“By requiring that any code or proposal supported by the Department of Energy has a payback of 10 years or less, the bill would allow home owners to invest in energy-efficient insulation, windows, lighting and other features that will significantly reduce their utility bills,” said NAHB Chairman Kevin Kelly.
In addition to accelerating cost-savings for home owners, the Energy Savings and Building Efficiency Act (H.R. 5027) stipulates that the Department of Energy would serve as a technical advisor in the development of energy codes and prohibit the agency from advocating for certain technologies, building materials or construction practices.
“The agency’s strong suit is technical analysis and its calculations on payback and efficiency can help code officials make more informed decisions and result in cost-effective code change proposals,” said Kelly. That transparency leads to better building.”
Specifically, the bill would ensure that all Department of Energy code change proposals are:
- Made available to the public, including calculations on costs and savings;
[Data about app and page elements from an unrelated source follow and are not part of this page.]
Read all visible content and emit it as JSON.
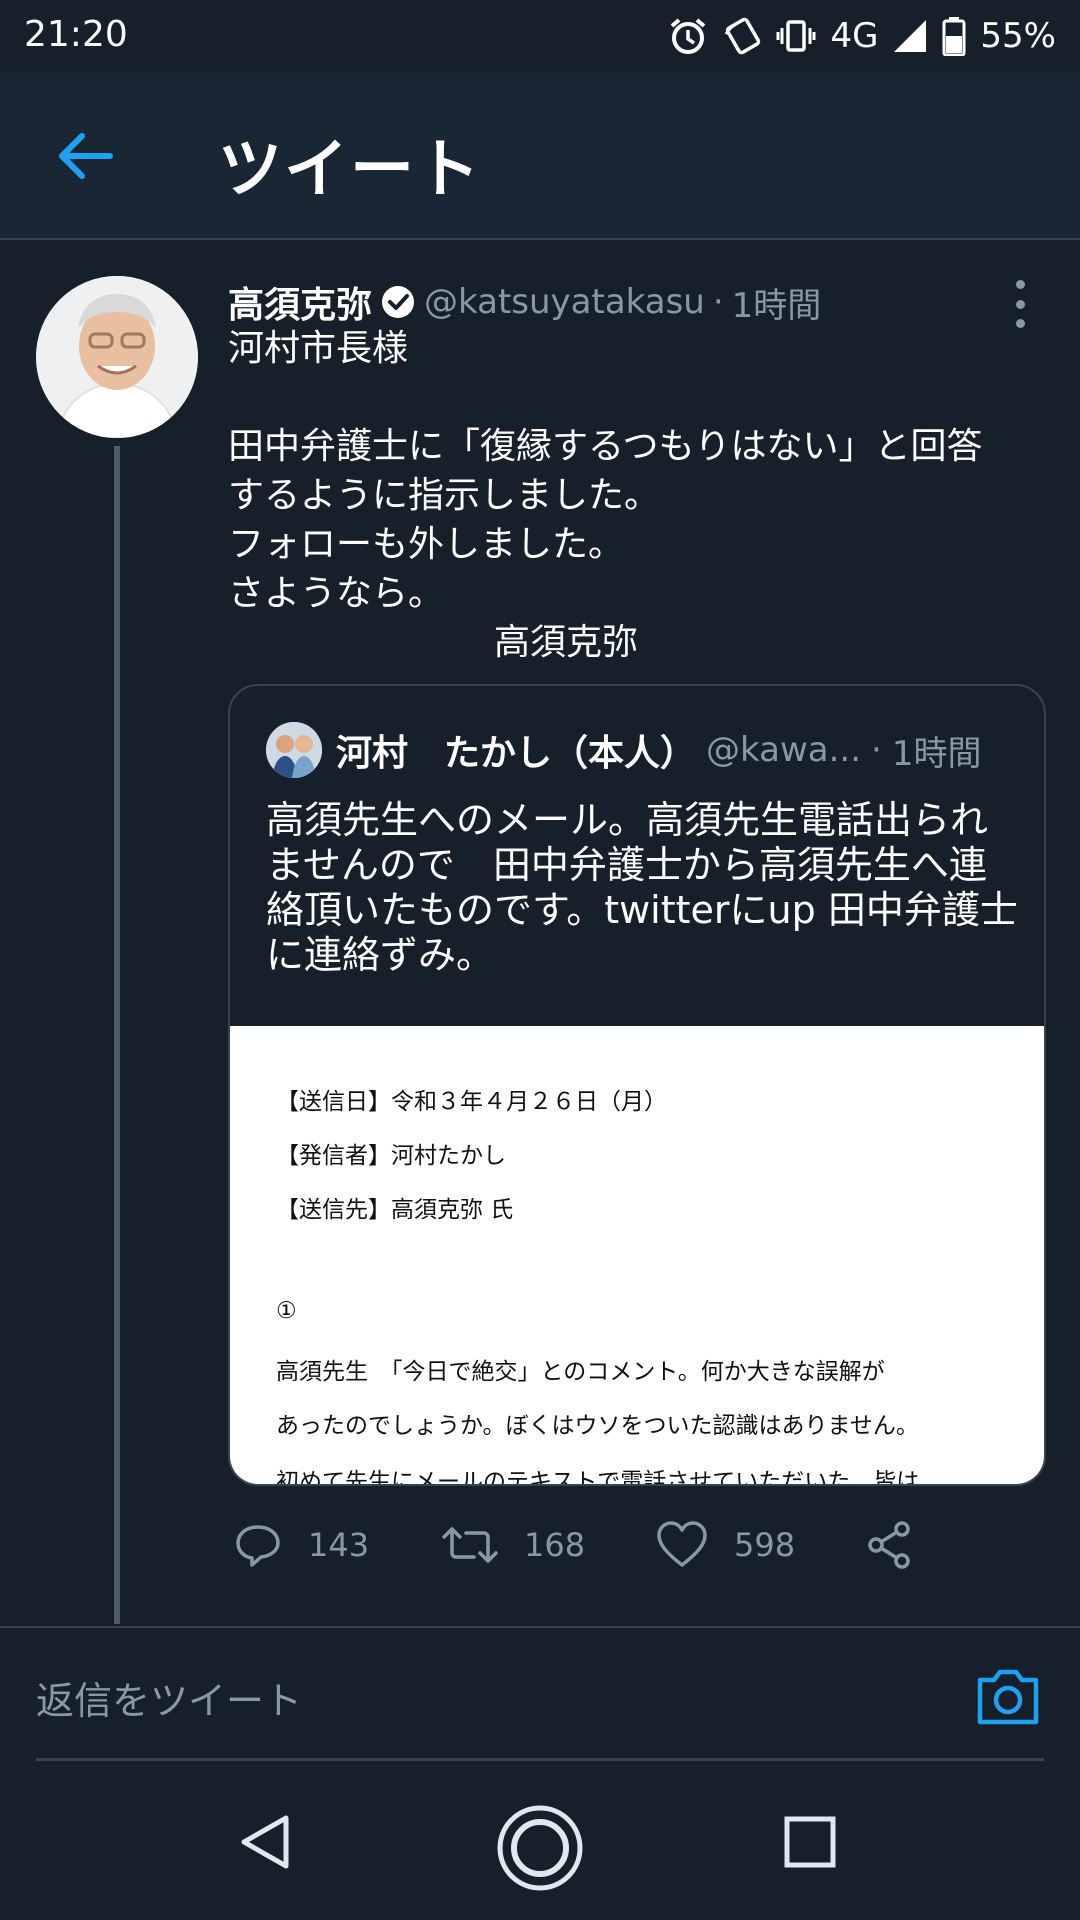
{
  "status_bar": {
    "time": "21:20",
    "network": "4G",
    "battery": "55%",
    "icons": [
      "alarm-icon",
      "nfc-icon",
      "vibrate-icon",
      "signal-icon",
      "battery-icon"
    ]
  },
  "app_bar": {
    "title": "ツイート",
    "back_icon": "arrow-left-icon"
  },
  "tweet": {
    "author_name": "高須克弥",
    "handle": "@katsuyatakasu",
    "separator": "·",
    "time": "1時間",
    "body_lines": [
      "河村市長様",
      "",
      "田中弁護士に「復縁するつもりはない」と回答",
      "するように指示しました。",
      "フォローも外しました。",
      "さようなら。",
      "高須克弥"
    ],
    "quote": {
      "author_name": "河村　たかし（本人）",
      "handle": "@kawa...",
      "separator": "·",
      "time": "1時間",
      "body_lines": [
        "高須先生へのメール。高須先生電話出られ",
        "ませんので　田中弁護士から高須先生へ連",
        "絡頂いたものです。twitterにup 田中弁護士",
        "に連絡ずみ。"
      ],
      "document_lines": [
        "【送信日】令和３年４月２６日（月）",
        "【発信者】河村たかし",
        "【送信先】高須克弥 氏",
        "①",
        "高須先生　「今日で絶交」とのコメント。何か大きな誤解が",
        "あったのでしょうか。ぼくはウソをついた認識はありません。",
        "初めて先生にメールのテキストで電話させていただいた。皆は"
      ]
    },
    "actions": {
      "replies": "143",
      "retweets": "168",
      "likes": "598"
    }
  },
  "reply_bar": {
    "placeholder": "返信をツイート"
  },
  "colors": {
    "background": "#15202b",
    "header_background": "#192734",
    "accent": "#1da1f2",
    "muted_text": "#8899a6",
    "border": "#38444d"
  }
}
- Subject to the official rulemaking process, allowing for public comment; and
- Taking into account small business concerns.
“This bill will help ensure that new homes become increasingly energy efficient, but not at a pace that the market cannot bear,” said John Floyd, principal of Ole South Properties in Nashville. “Our buyers want to be assured that the additional costs comes with a reasonable payback so they can recoup the money they spent.”